Up Close & Personal with
Telstra Purple’s Gretchen Cooke
Gretchen Cooke heads up the new Secure Adaptive Infrastructure practice of Telstra Purple and will be a keynote speaker at the Leadership Summit for Women in Technology, Telco & Cyber in October. With many years spread across the industry, it promises to be a fabulous conversation. Here is a part of her story.
“Learn to back myself and have a point of view. You won’t always get it right – but that will be a great lesson anyway.”
What have been your proudest moments
My proudest moments have been focused on being able to provide the best technology in the market to solve pressing customer issues. For example, during the week before we first had to all work from home due to Covid, I was contacted by a government health department that was in desperate need of a new contact centre to take calls from the public about Covid. At that point, we had not supplied any voice services to this customer and their usual providers had said they did not have the capability to deliver on the request. I was so proud when we organised a workshop with the key customer stakeholders, our technical specialists and also the technical specialists from our vendor (Genesys) on a Friday morning that turned out to be our very last day in the office.

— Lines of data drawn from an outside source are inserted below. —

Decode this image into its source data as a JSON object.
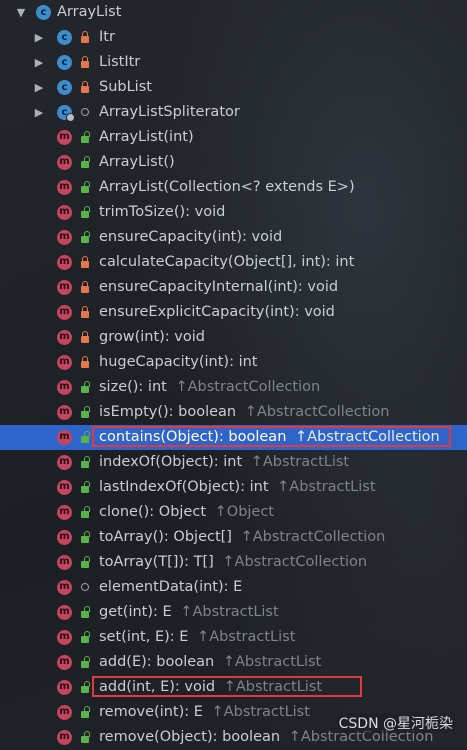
{
  "tree": {
    "root": {
      "label": "ArrayList",
      "icon": "class-icon"
    },
    "inner_classes": [
      {
        "label": "Itr",
        "visibility": "private"
      },
      {
        "label": "ListItr",
        "visibility": "private"
      },
      {
        "label": "SubList",
        "visibility": "private"
      },
      {
        "label": "ArrayListSpliterator",
        "visibility": "package"
      }
    ],
    "members": [
      {
        "signature": "ArrayList(int)",
        "inherited": "",
        "visibility": "public"
      },
      {
        "signature": "ArrayList()",
        "inherited": "",
        "visibility": "public"
      },
      {
        "signature": "ArrayList(Collection<? extends E>)",
        "inherited": "",
        "visibility": "public"
      },
      {
        "signature": "trimToSize(): void",
        "inherited": "",
        "visibility": "public"
      },
      {
        "signature": "ensureCapacity(int): void",
        "inherited": "",
        "visibility": "public"
      },
      {
        "signature": "calculateCapacity(Object[], int): int",
        "inherited": "",
        "visibility": "private"
      },
      {
        "signature": "ensureCapacityInternal(int): void",
        "inherited": "",
        "visibility": "private"
      },
      {
        "signature": "ensureExplicitCapacity(int): void",
        "inherited": "",
        "visibility": "private"
      },
      {
        "signature": "grow(int): void",
        "inherited": "",
        "visibility": "private"
      },
      {
        "signature": "hugeCapacity(int): int",
        "inherited": "",
        "visibility": "private"
      },
      {
        "signature": "size(): int",
        "inherited": "AbstractCollection",
        "visibility": "public"
      },
      {
        "signature": "isEmpty(): boolean",
        "inherited": "AbstractCollection",
        "visibility": "public"
      },
      {
        "signature": "contains(Object): boolean",
        "inherited": "AbstractCollection",
        "visibility": "public"
      },
      {
        "signature": "indexOf(Object): int",
        "inherited": "AbstractList",
        "visibility": "public"
      },
      {
        "signature": "lastIndexOf(Object): int",
        "inherited": "AbstractList",
        "visibility": "public"
      },
      {
        "signature": "clone(): Object",
        "inherited": "Object",
        "visibility": "public"
      },
      {
        "signature": "toArray(): Object[]",
        "inherited": "AbstractCollection",
        "visibility": "public"
      },
      {
        "signature": "toArray(T[]): T[]",
        "inherited": "AbstractCollection",
        "visibility": "public"
      },
      {
        "signature": "elementData(int): E",
        "inherited": "",
        "visibility": "package"
      },
      {
        "signature": "get(int): E",
        "inherited": "AbstractList",
        "visibility": "public"
      },
      {
        "signature": "set(int, E): E",
        "inherited": "AbstractList",
        "visibility": "public"
      },
      {
        "signature": "add(E): boolean",
        "inherited": "AbstractList",
        "visibility": "public"
      },
      {
        "signature": "add(int, E): void",
        "inherited": "AbstractList",
        "visibility": "public"
      },
      {
        "signature": "remove(int): E",
        "inherited": "AbstractList",
        "visibility": "public"
      },
      {
        "signature": "remove(Object): boolean",
        "inherited": "AbstractCollection",
        "visibility": "public"
      }
    ],
    "icon_letters": {
      "class": "c",
      "method": "m"
    },
    "inherited_arrow": "↑"
  },
  "selection": {
    "selected_member": "contains(Object): boolean"
  },
  "highlights": [
    "contains(Object): boolean",
    "add(int, E): void"
  ],
  "watermark": "CSDN @星河栀染",
  "colors": {
    "background": "#1f2226",
    "selected_row": "#2f65ca",
    "highlight_box": "#e0393e",
    "class_icon": "#3d8ccc",
    "method_icon": "#c4455e",
    "public": "#58b44a",
    "private": "#e4784d",
    "inherited_text": "#7d848b"
  }
}
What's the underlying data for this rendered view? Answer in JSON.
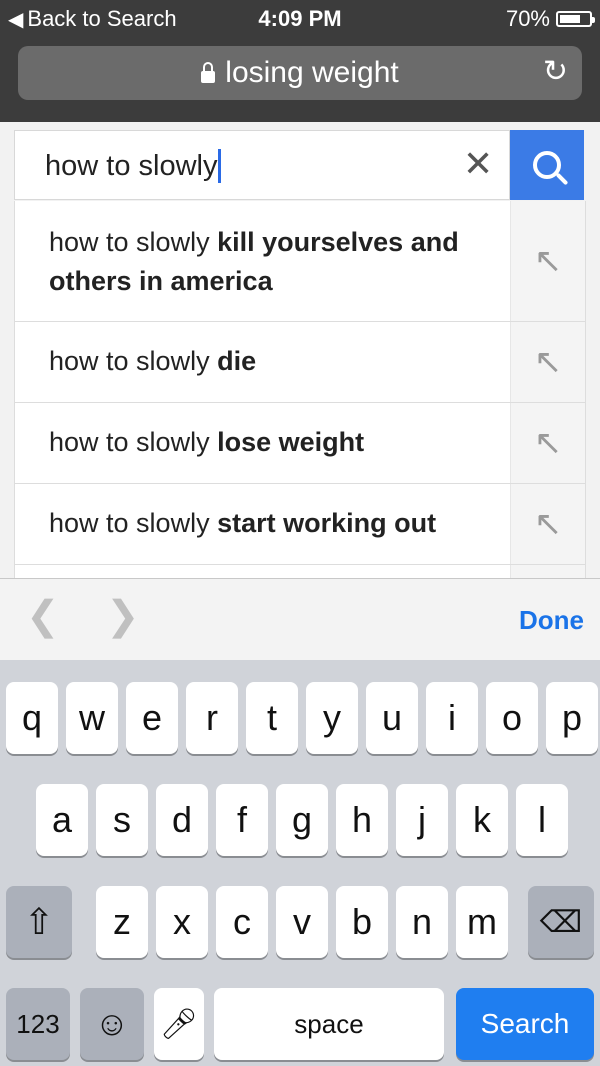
{
  "status_bar": {
    "back_label": "Back to Search",
    "time": "4:09 PM",
    "battery_percent": "70%",
    "battery_level": 0.7
  },
  "address_bar": {
    "text": "losing weight"
  },
  "search": {
    "query": "how to slowly"
  },
  "suggestions": [
    {
      "prefix": "how to slowly ",
      "suffix": "kill yourselves and others in america"
    },
    {
      "prefix": "how to slowly ",
      "suffix": "die"
    },
    {
      "prefix": "how to slowly ",
      "suffix": "lose weight"
    },
    {
      "prefix": "how to slowly ",
      "suffix": "start working out"
    }
  ],
  "accessory": {
    "done_label": "Done"
  },
  "keyboard": {
    "row1": [
      "q",
      "w",
      "e",
      "r",
      "t",
      "y",
      "u",
      "i",
      "o",
      "p"
    ],
    "row2": [
      "a",
      "s",
      "d",
      "f",
      "g",
      "h",
      "j",
      "k",
      "l"
    ],
    "row3": [
      "z",
      "x",
      "c",
      "v",
      "b",
      "n",
      "m"
    ],
    "numbers_label": "123",
    "space_label": "space",
    "search_label": "Search"
  },
  "colors": {
    "accent_blue": "#1f7ef0",
    "search_button": "#3b7be6"
  },
  "icons": [
    "back-arrow-icon",
    "lock-icon",
    "reload-icon",
    "clear-icon",
    "search-icon",
    "fill-suggestion-arrow-icon",
    "chevron-left-icon",
    "chevron-right-icon",
    "shift-icon",
    "delete-icon",
    "emoji-icon",
    "microphone-icon"
  ]
}
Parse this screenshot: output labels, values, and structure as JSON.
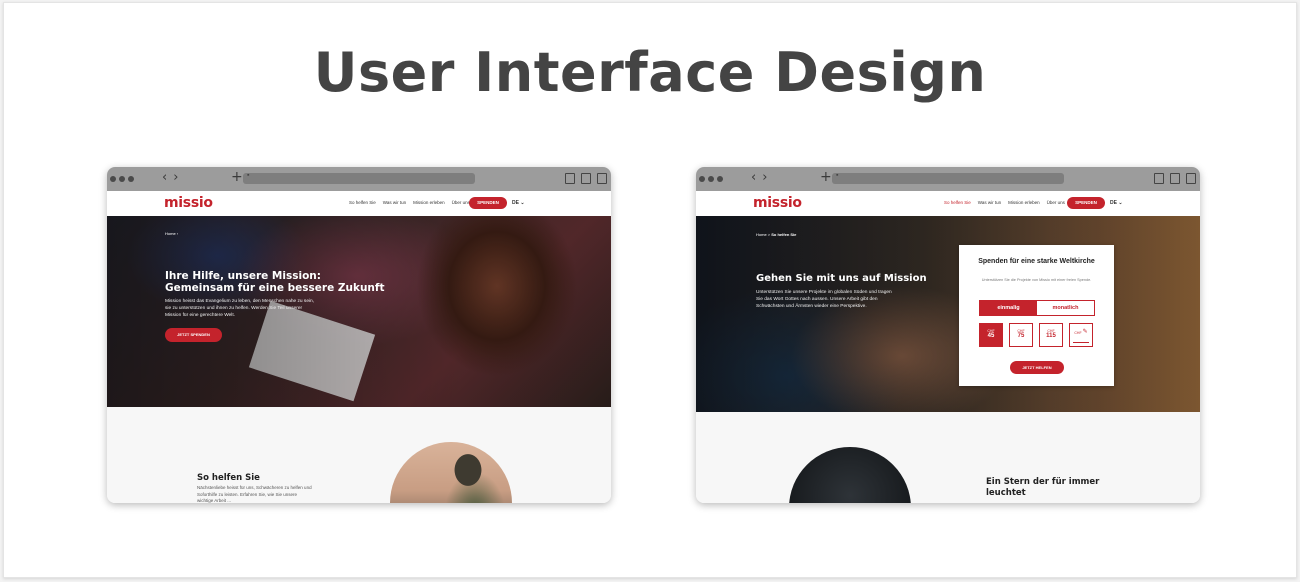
{
  "title": "User Interface Design",
  "left_window": {
    "logo": "missio",
    "menu": [
      "So helfen Sie",
      "Was wir tun",
      "Mission erleben",
      "Über uns"
    ],
    "donate_button": "SPENDEN",
    "lang": "DE",
    "breadcrumb": "Home",
    "hero_title": "Ihre Hilfe, unsere Mission: Gemeinsam für eine bessere Zukunft",
    "hero_text": "Mission heisst das Evangelium zu leben, den Menschen nahe zu sein, sie zu unterstützen und ihnen zu helfen. Werden Sie Teil unserer Mission für eine gerechtere Welt.",
    "hero_cta": "JETZT SPENDEN",
    "section_title": "So helfen Sie",
    "section_text": "Nächstenliebe heisst für uns, Schwächeren zu helfen und Soforthilfe zu leisten. Erfahren Sie, wie Sie unsere wichtige Arbeit ..."
  },
  "right_window": {
    "logo": "missio",
    "menu": [
      "So helfen Sie",
      "Was wir tun",
      "Mission erleben",
      "Über uns"
    ],
    "donate_button": "SPENDEN",
    "lang": "DE",
    "breadcrumb_home": "Home",
    "breadcrumb_sep": ">",
    "breadcrumb_current": "So helfen Sie",
    "hero_title": "Gehen Sie mit uns auf Mission",
    "hero_text": "Unterstützen Sie unsere Projekte im globalen Süden und tragen Sie das Wort Gottes nach aussen. Unsere Arbeit gibt den Schwächsten und Ärmsten wieder eine Perspektive.",
    "donation_box": {
      "title": "Spenden für eine starke Weltkirche",
      "subtitle": "Unterstützen Sie die Projekte von Missio mit einer freien Spende.",
      "freq_once": "einmalig",
      "freq_monthly": "monatlich",
      "currency": "CHF",
      "amounts": [
        "45",
        "75",
        "115"
      ],
      "custom_icon": "pencil-icon",
      "cta": "JETZT HELFEN"
    },
    "section_title": "Ein Stern der für immer leuchtet"
  },
  "colors": {
    "brand_red": "#c4232c",
    "title_gray": "#444444"
  }
}
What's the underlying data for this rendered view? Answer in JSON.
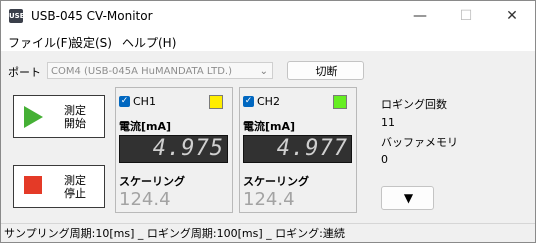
{
  "window": {
    "title": "USB-045 CV-Monitor",
    "icon_text": "USB",
    "minimize": "—",
    "maximize": "☐",
    "close": "✕"
  },
  "menu": [
    "ファイル(F)",
    "設定(S)",
    "ヘルプ(H)"
  ],
  "port": {
    "label": "ポート",
    "value": "COM4 (USB-045A HuMANDATA LTD.)",
    "disconnect_label": "切断"
  },
  "controls": {
    "start_label_1": "測定",
    "start_label_2": "開始",
    "stop_label_1": "測定",
    "stop_label_2": "停止"
  },
  "channels": [
    {
      "name": "CH1",
      "checked": true,
      "color": "#ffee00",
      "current_label": "電流[mA]",
      "current": "4.975",
      "scaling_label": "スケーリング",
      "scaling": "124.4"
    },
    {
      "name": "CH2",
      "checked": true,
      "color": "#66ee22",
      "current_label": "電流[mA]",
      "current": "4.977",
      "scaling_label": "スケーリング",
      "scaling": "124.4"
    }
  ],
  "logging": {
    "count_label": "ロギング回数",
    "count": "11",
    "buffer_label": "バッファメモリ",
    "buffer": "0",
    "expand_button": "▼"
  },
  "status": "サンプリング周期:10[ms] _ ロギング周期:100[ms] _ ロギング:連続"
}
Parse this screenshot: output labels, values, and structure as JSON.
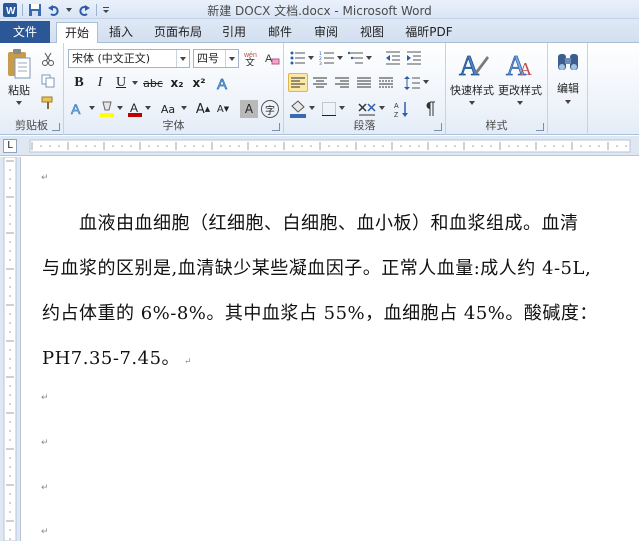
{
  "window": {
    "title": "新建 DOCX 文档.docx - Microsoft Word"
  },
  "tabs": {
    "file": "文件",
    "items": [
      "开始",
      "插入",
      "页面布局",
      "引用",
      "邮件",
      "审阅",
      "视图",
      "福昕PDF"
    ]
  },
  "ribbon": {
    "clipboard": {
      "label": "剪贴板",
      "paste": "粘贴"
    },
    "font": {
      "label": "字体",
      "font_name": "宋体 (中文正文)",
      "font_size": "四号",
      "bold": "B",
      "italic": "I",
      "underline": "U",
      "strike": "abc",
      "subscript": "x₂",
      "superscript": "x²",
      "grow": "A",
      "shrink": "A",
      "case": "Aa",
      "char_shade": "A",
      "enclose": "字"
    },
    "paragraph": {
      "label": "段落"
    },
    "styles": {
      "label": "样式",
      "quick": "快速样式",
      "change": "更改样式"
    },
    "editing": {
      "label": "编辑"
    }
  },
  "document": {
    "paragraph": [
      "　　血液由血细胞（红细胞、白细胞、血小板）和血浆组成。血清",
      "与血浆的区别是,血清缺少某些凝血因子。正常人血量:成人约 4-5L,",
      "约占体重的 6%-8%。其中血浆占 55%，血细胞占 45%。酸碱度：",
      "PH7.35-7.45。"
    ]
  },
  "colors": {
    "file_tab": "#2b5797",
    "highlight": "#ffff00",
    "font_color": "#c00000"
  }
}
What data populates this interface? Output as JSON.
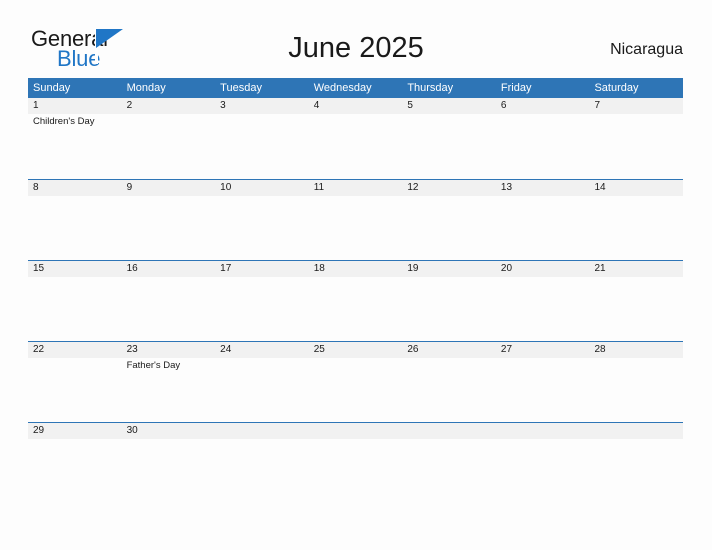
{
  "brand": {
    "name_part1": "General",
    "name_part2": "Blue",
    "triangle_icon": "brand-triangle-icon",
    "color_primary": "#2076c6",
    "color_text": "#1a1a1a"
  },
  "header": {
    "title": "June 2025",
    "region": "Nicaragua"
  },
  "theme": {
    "header_bar_color": "#2e75b6",
    "date_band_color": "#f1f1f1",
    "row_divider_color": "#2e75b6",
    "page_background": "#fdfdfd"
  },
  "calendar": {
    "day_names": [
      "Sunday",
      "Monday",
      "Tuesday",
      "Wednesday",
      "Thursday",
      "Friday",
      "Saturday"
    ],
    "weeks": [
      [
        {
          "date": "1",
          "events": [
            "Children's Day"
          ]
        },
        {
          "date": "2",
          "events": []
        },
        {
          "date": "3",
          "events": []
        },
        {
          "date": "4",
          "events": []
        },
        {
          "date": "5",
          "events": []
        },
        {
          "date": "6",
          "events": []
        },
        {
          "date": "7",
          "events": []
        }
      ],
      [
        {
          "date": "8",
          "events": []
        },
        {
          "date": "9",
          "events": []
        },
        {
          "date": "10",
          "events": []
        },
        {
          "date": "11",
          "events": []
        },
        {
          "date": "12",
          "events": []
        },
        {
          "date": "13",
          "events": []
        },
        {
          "date": "14",
          "events": []
        }
      ],
      [
        {
          "date": "15",
          "events": []
        },
        {
          "date": "16",
          "events": []
        },
        {
          "date": "17",
          "events": []
        },
        {
          "date": "18",
          "events": []
        },
        {
          "date": "19",
          "events": []
        },
        {
          "date": "20",
          "events": []
        },
        {
          "date": "21",
          "events": []
        }
      ],
      [
        {
          "date": "22",
          "events": []
        },
        {
          "date": "23",
          "events": [
            "Father's Day"
          ]
        },
        {
          "date": "24",
          "events": []
        },
        {
          "date": "25",
          "events": []
        },
        {
          "date": "26",
          "events": []
        },
        {
          "date": "27",
          "events": []
        },
        {
          "date": "28",
          "events": []
        }
      ],
      [
        {
          "date": "29",
          "events": []
        },
        {
          "date": "30",
          "events": []
        },
        {
          "date": "",
          "events": []
        },
        {
          "date": "",
          "events": []
        },
        {
          "date": "",
          "events": []
        },
        {
          "date": "",
          "events": []
        },
        {
          "date": "",
          "events": []
        }
      ]
    ]
  }
}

We were able to provision a cloud-based contact centre by the following Tuesday night along with an IVR and voice links into the IVR. That contact centre was central to the government’s response to all covid queries.
The second part of the story that I am very proud of is that the customer then needed contact centre agents to answer calls – it was brand new technology for them to use and they knew they would be inundated. I also was aware that many of our Enterprise customers in some industry sectors were having to lay off staff because their business fell off a cliff immediately. One of these was a large travel provider who had agents using the same technology as that we had just installed for the government department. I was able to put the department in touch with the CIO of the travel provider and hundreds of the travel company staff members were then employed (after training on how to respond to the queries!!) by the department to take calls (all remotely as nobody could work in a contact centre).
What have been some of your lessons learnt?